* What you are asked to do
Restate the full listing precisely as written.

☆ ☆ ☆ ☆ ☆

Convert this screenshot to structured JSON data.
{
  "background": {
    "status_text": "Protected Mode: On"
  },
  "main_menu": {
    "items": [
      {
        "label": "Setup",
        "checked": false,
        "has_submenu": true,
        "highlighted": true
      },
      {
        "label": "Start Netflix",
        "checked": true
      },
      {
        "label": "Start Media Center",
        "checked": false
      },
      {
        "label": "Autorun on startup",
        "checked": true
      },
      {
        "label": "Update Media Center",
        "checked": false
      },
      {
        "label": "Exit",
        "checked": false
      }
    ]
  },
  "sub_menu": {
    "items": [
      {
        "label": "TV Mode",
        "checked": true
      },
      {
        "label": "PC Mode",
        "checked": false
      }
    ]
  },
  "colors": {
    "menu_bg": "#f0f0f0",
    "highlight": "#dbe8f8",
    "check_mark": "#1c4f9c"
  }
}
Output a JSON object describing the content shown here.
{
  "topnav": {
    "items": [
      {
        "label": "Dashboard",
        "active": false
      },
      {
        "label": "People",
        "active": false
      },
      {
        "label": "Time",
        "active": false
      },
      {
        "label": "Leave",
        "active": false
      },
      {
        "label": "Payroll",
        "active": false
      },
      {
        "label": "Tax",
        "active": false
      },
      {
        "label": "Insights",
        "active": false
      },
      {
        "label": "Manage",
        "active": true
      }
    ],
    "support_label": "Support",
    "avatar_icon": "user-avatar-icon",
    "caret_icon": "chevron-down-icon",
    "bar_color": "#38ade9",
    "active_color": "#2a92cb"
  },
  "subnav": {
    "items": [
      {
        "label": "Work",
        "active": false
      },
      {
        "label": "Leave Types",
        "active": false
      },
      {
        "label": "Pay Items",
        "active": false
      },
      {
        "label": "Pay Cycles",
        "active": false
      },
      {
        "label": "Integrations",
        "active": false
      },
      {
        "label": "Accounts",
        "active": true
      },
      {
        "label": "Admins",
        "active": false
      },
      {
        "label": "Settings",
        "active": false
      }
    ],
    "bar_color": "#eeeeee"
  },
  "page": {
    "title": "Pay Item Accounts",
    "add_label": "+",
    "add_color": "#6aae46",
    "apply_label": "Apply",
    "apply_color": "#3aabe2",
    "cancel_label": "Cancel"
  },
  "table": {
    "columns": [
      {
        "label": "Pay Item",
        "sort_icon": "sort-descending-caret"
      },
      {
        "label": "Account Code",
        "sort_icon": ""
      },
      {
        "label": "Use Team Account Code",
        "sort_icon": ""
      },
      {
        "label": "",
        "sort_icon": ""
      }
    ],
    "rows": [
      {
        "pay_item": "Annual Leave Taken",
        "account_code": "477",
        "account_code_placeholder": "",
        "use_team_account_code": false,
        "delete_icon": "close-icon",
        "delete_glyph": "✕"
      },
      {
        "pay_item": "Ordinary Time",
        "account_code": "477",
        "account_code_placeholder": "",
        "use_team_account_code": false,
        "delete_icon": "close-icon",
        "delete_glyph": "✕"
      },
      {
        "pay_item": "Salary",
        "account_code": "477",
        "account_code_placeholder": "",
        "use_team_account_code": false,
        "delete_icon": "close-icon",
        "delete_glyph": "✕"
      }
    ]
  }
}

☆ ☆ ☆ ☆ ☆

* Written solution
Convert this screenshot to structured JSON data.
{
  "background": {
    "status_text": "Protected Mode: On"
  },
  "main_menu": {
    "items": [
      {
        "label": "Setup",
        "checked": false,
        "has_submenu": true,
        "highlighted": true
      },
      {
        "label": "Start Netflix",
        "checked": true
      },
      {
        "label": "Start Media Center",
        "checked": false
      },
      {
        "label": "Autorun on startup",
        "checked": true
      },
      {
        "label": "Update Media Center",
        "checked": false
      },
      {
        "label": "Exit",
        "checked": false
      }
    ]
  },
  "sub_menu": {
    "items": [
      {
        "label": "TV Mode",
        "checked": true
      },
      {
        "label": "PC Mode",
        "checked": false
      }
    ]
  },
  "colors": {
    "menu_bg": "#f0f0f0",
    "highlight": "#dbe8f8",
    "check_mark": "#1c4f9c"
  }
}
Output a JSON object describing the content shown here.
{
  "topnav": {
    "items": [
      {
        "label": "Dashboard",
        "active": false
      },
      {
        "label": "People",
        "active": false
      },
      {
        "label": "Time",
        "active": false
      },
      {
        "label": "Leave",
        "active": false
      },
      {
        "label": "Payroll",
        "active": false
      },
      {
        "label": "Tax",
        "active": false
      },
      {
        "label": "Insights",
        "active": false
      },
      {
        "label": "Manage",
        "active": true
      }
    ],
    "support_label": "Support",
    "avatar_icon": "user-avatar-icon",
    "caret_icon": "chevron-down-icon",
    "bar_color": "#38ade9",
    "active_color": "#2a92cb"
  },
  "subnav": {
    "items": [
      {
        "label": "Work",
        "active": false
      },
      {
        "label": "Leave Types",
        "active": false
      },
      {
        "label": "Pay Items",
        "active": false
      },
      {
        "label": "Pay Cycles",
        "active": false
      },
      {
        "label": "Integrations",
        "active": false
      },
      {
        "label": "Accounts",
        "active": true
      },
      {
        "label": "Admins",
        "active": false
      },
      {
        "label": "Settings",
        "active": false
      }
    ],
    "bar_color": "#eeeeee"
  },
  "page": {
    "title": "Pay Item Accounts",
    "add_label": "+",
    "add_color": "#6aae46",
    "apply_label": "Apply",
    "apply_color": "#3aabe2",
    "cancel_label": "Cancel"
  },
  "table": {
    "columns": [
      {
        "label": "Pay Item",
        "sort_icon": "sort-descending-caret"
      },
      {
        "label": "Account Code",
        "sort_icon": ""
      },
      {
        "label": "Use Team Account Code",
        "sort_icon": ""
      },
      {
        "label": "",
        "sort_icon": ""
      }
    ],
    "rows": [
      {
        "pay_item": "Annual Leave Taken",
        "account_code": "477",
        "account_code_placeholder": "",
        "use_team_account_code": false,
        "delete_icon": "close-icon",
        "delete_glyph": "✕"
      },
      {
        "pay_item": "Ordinary Time",
        "account_code": "477",
        "account_code_placeholder": "",
        "use_team_account_code": false,
        "delete_icon": "close-icon",
        "delete_glyph": "✕"
      },
      {
        "pay_item": "Salary",
        "account_code": "477",
        "account_code_placeholder": "",
        "use_team_account_code": false,
        "delete_icon": "close-icon",
        "delete_glyph": "✕"
      }
    ]
  }
}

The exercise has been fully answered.